→ **About this exercise**:
Show all lines from the data that include the word "vencimiento".

-------- Information shown --------

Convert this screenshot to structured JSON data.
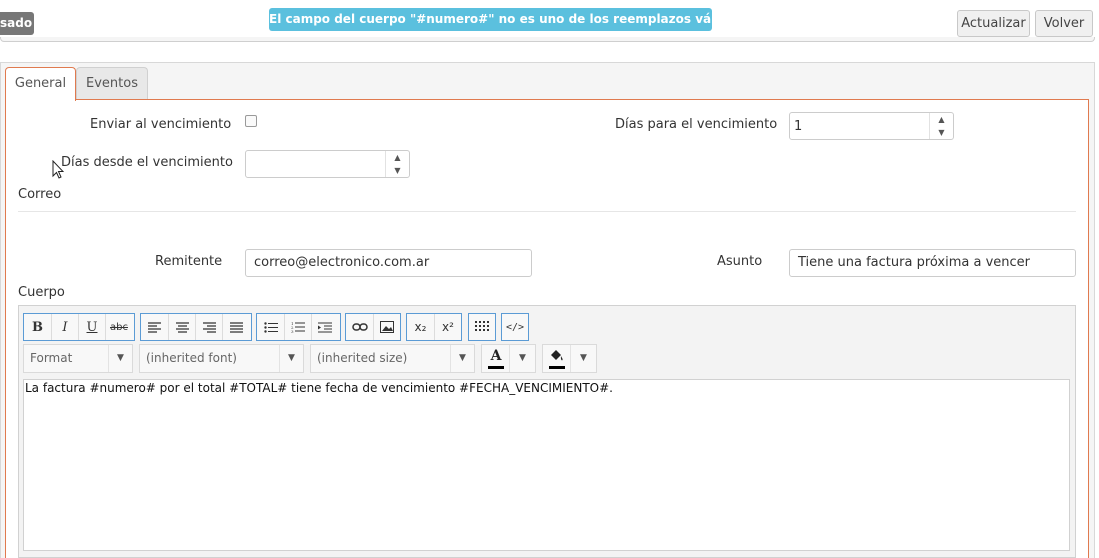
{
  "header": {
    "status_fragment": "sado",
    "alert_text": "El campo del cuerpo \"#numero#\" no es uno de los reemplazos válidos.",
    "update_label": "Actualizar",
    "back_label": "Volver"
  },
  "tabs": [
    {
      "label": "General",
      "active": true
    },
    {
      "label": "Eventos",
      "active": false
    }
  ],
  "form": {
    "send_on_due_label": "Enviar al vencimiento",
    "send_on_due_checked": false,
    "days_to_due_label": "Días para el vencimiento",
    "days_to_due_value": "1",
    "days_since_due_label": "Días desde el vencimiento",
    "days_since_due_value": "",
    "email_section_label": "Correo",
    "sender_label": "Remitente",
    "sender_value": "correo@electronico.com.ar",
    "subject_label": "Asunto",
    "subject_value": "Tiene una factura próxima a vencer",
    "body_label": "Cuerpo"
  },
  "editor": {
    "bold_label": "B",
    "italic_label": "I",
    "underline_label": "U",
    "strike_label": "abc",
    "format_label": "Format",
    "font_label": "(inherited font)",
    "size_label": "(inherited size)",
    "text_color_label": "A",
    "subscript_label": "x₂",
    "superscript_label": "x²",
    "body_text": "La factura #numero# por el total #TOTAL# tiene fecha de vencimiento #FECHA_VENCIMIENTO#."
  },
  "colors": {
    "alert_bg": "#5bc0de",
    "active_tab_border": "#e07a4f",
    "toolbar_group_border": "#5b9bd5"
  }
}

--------

→ **Answer section**:
    "send_on_due_label": "Enviar al vencimiento",
    "days_to_due_label": "Días para el vencimiento",
    "days_since_due_label": "Días desde el vencimiento",
    "body_text": "La factura #numero# por el total #TOTAL# tiene fecha de vencimiento #FECHA_VENCIMIENTO#."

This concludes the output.